How not to marvel at the incredible destiny of Joachim Murat?
Son of a modest innkeeper from the Lot, Joachim knows all the glories, all the honors and dies trying to reconquer his kingdom of Naples. Often abused by the Emperor, he nevertheless established himself as the best cavalry leader of the Grande Armée who will be sorely missed at Waterloo. Even his adversaries, such as the Mamelukes and the Cossacks, respect him and show him their admiration.
At Eylau, on February 8, 1807, he commanded the most famous and spectacular cavalry charge in the whole Empire. From the Italian campaigns to the snows of Russia, passing through Egypt and the Battle of the Pyramids, his many exploits made him a legend. An exceptional soldier, he also proved to be an attentive King to his people and a skilful politician often ignored by historians. Was he not in fact the first sovereign to think of Italian unity?
At the same time General, Marshal, Grand Admiral, Grand Duke, King, brother-in-law of the Emperor, Murat's correspondence is consequently abundant. This book retraces the extraordinary journey of this endearing character, through letters and commented documents that allow us to better know the man and his time. Engravings, drawings, notes, decrees, orders and letters trace the life of this extraordinary soldier, as much French as Neapolitan, who died for an ideal.

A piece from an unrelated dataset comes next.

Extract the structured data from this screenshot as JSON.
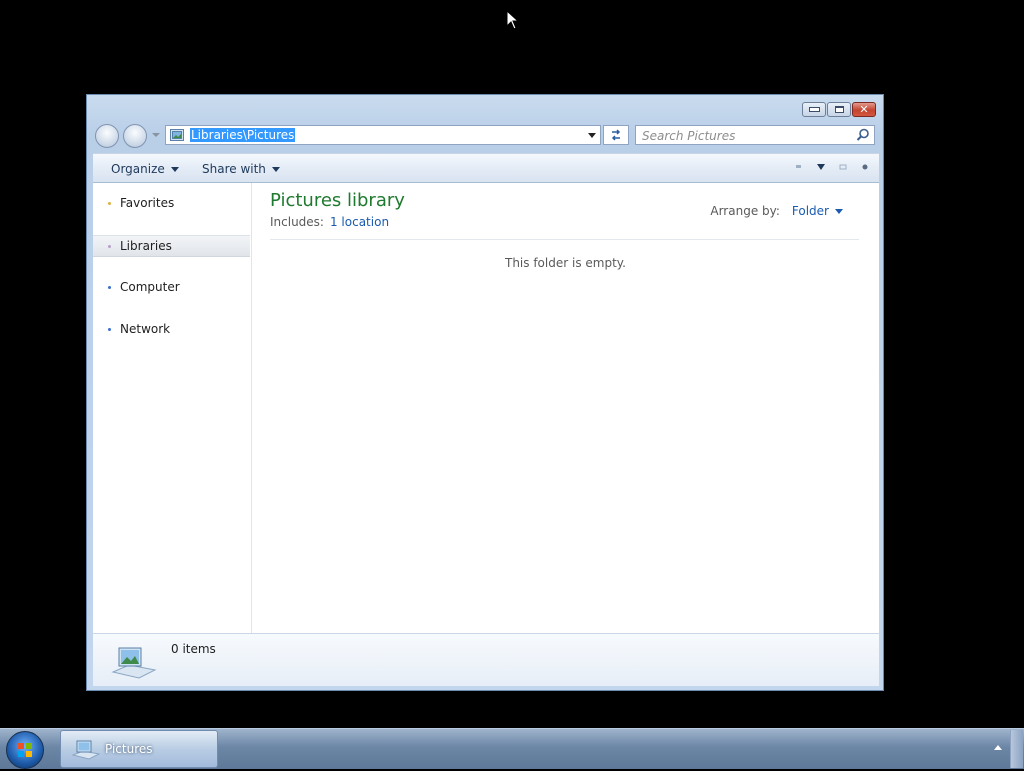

In 1815, trying to return to the throne of Naples was a mad adventure but worthy of him, worthy of this man of insane courage, sincere and upright character. Joachim could not die otherwise than by a last act of courage, which some considered ridiculous. Today, however, his life, his sometimes extravagant uniforms, his feats of arms continue to fascinate.
This book is also a tribute to one of the most prestigious marshals of France.